Poor road conditions create unsafe circumstances that contribute to serious and fatal collisions. Roads riddled with potholes and cracks severely damage cars, decreasing their operational efficiency and raising the risk for accidents.
According to an analysis from TRIP, a national transportation research group, United States’ roadways are in such poor condition that they cost the average American driver $515 a year in extra repairs, gas, insurance, and accidents. The primary funding source for streets and highways comes from the states. However, they are also heavily reliant on the federally-funded Highway Trust Fund which is quickly becoming insolvent. Moreover, Congress is thus far unable to agree on a long-term fix to keep the Fund solvent. Congress passed a temporary fix on July 31, 2014, which temporarily prevented insolvency, however, no long-term plan has been implemented.

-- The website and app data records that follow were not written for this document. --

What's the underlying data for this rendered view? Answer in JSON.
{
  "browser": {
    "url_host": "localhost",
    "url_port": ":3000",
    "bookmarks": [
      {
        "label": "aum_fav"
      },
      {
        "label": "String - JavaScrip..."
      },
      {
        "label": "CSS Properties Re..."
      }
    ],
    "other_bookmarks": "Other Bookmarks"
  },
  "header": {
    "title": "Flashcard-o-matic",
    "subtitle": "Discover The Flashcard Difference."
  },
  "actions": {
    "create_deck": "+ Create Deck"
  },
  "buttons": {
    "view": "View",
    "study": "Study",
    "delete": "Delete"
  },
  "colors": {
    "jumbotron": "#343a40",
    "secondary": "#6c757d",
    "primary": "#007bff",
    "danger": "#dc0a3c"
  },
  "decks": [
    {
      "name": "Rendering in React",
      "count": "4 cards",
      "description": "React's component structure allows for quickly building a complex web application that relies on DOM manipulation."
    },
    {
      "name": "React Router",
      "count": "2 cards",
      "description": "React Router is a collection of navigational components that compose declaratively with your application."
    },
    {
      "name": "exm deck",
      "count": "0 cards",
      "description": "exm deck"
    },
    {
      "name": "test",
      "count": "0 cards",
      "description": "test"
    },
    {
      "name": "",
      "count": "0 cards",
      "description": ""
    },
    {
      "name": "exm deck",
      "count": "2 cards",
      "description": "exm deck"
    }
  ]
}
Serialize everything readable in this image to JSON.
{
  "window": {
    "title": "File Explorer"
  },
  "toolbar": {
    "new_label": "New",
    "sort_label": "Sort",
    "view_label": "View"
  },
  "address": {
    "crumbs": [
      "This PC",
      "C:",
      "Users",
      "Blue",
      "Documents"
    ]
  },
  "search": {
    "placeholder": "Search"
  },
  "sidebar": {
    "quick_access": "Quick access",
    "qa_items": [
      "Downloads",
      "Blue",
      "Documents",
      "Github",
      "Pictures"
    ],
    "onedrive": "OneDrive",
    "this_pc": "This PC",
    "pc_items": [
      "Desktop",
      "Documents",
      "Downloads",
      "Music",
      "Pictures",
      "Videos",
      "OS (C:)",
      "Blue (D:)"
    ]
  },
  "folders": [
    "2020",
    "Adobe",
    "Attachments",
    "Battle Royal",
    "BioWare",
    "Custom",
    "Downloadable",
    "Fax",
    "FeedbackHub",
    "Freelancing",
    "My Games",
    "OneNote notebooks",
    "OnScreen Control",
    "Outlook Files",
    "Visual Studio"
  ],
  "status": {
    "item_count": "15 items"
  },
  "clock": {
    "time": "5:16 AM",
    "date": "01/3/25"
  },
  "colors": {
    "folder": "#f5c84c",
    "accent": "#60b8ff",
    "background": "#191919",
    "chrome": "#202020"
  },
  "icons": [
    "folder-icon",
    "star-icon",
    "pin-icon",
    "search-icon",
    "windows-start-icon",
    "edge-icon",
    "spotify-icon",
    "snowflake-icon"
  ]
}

Overview of the Problem and Cost to the Average Driver
Poor road conditions are present in all 50 states and the District of Columbia. According to TRIP, 28 percent of all U.S. roads are in “poor” condition. A “poor” condition designation means that the road is pitted with so many potholes, ruts, and cracks that it must be completely rebuilt (i.e., repaving is an insufficient fix).

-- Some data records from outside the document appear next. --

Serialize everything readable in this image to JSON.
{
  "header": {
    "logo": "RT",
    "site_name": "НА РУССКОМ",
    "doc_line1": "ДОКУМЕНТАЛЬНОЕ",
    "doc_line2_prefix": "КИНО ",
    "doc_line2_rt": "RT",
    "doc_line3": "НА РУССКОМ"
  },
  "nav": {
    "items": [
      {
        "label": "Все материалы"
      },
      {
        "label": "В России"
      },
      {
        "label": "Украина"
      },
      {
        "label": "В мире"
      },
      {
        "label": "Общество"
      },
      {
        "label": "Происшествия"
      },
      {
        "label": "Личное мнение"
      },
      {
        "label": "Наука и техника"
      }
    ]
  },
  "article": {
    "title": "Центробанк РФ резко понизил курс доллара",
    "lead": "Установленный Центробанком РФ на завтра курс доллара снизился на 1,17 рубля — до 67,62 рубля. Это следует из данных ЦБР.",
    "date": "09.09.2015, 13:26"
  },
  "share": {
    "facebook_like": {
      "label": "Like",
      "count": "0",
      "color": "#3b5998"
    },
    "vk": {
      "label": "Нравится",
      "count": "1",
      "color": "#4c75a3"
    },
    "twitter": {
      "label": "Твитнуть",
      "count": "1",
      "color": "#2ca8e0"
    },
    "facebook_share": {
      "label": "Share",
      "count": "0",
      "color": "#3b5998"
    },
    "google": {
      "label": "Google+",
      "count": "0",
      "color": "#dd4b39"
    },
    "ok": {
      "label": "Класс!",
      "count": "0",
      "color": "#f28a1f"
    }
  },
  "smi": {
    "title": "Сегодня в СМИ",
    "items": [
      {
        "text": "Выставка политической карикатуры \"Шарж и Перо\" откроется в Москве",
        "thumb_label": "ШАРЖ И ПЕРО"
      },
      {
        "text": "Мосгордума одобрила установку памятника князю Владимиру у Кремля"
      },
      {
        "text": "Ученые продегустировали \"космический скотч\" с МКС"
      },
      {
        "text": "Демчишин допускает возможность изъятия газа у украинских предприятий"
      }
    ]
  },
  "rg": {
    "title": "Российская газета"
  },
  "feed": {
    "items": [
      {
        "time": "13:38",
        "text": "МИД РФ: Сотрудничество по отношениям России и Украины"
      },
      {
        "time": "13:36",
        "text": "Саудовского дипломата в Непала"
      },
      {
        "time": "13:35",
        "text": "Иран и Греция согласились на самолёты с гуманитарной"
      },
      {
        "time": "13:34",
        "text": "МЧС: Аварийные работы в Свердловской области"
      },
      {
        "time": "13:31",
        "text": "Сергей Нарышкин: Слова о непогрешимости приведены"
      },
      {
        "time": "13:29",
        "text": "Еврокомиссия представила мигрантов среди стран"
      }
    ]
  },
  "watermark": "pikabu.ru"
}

The state of decay varies wildly from state to state. For example, 92 percent of roads in Washington, D.C. are rated “poor.” The next highest is California in which 51 percent of the roads are “poor,” followed by Rhode Island, New Jersey, New York, Washington, Wisconsin, Oklahoma, and Michigan. Luckily, Tennessee has some of the best roads in the county. A mere 11 percent are rated “poor.”
The cost of driving on these roads is similarly, widely varied. California, the District of Columbia, Oklahoma, and four other states can all expect to pay over $600 a year in additional costs. Conversely, Tennesseans pay less than $300 a year due to bad roads.
How did it come to this?
The primary funding source for the Fund is the gasoline tax. However, Congress did not peg it to inflation and has not raised it since 1993. The result is steadily declining tax revenue for the Trust Fund. Raising taxes is difficult because voters immediately internalize the cost of the tax but do not appreciate the long-term effects like car accidents and repairs to their vehicles that are due to poorly maintained roads.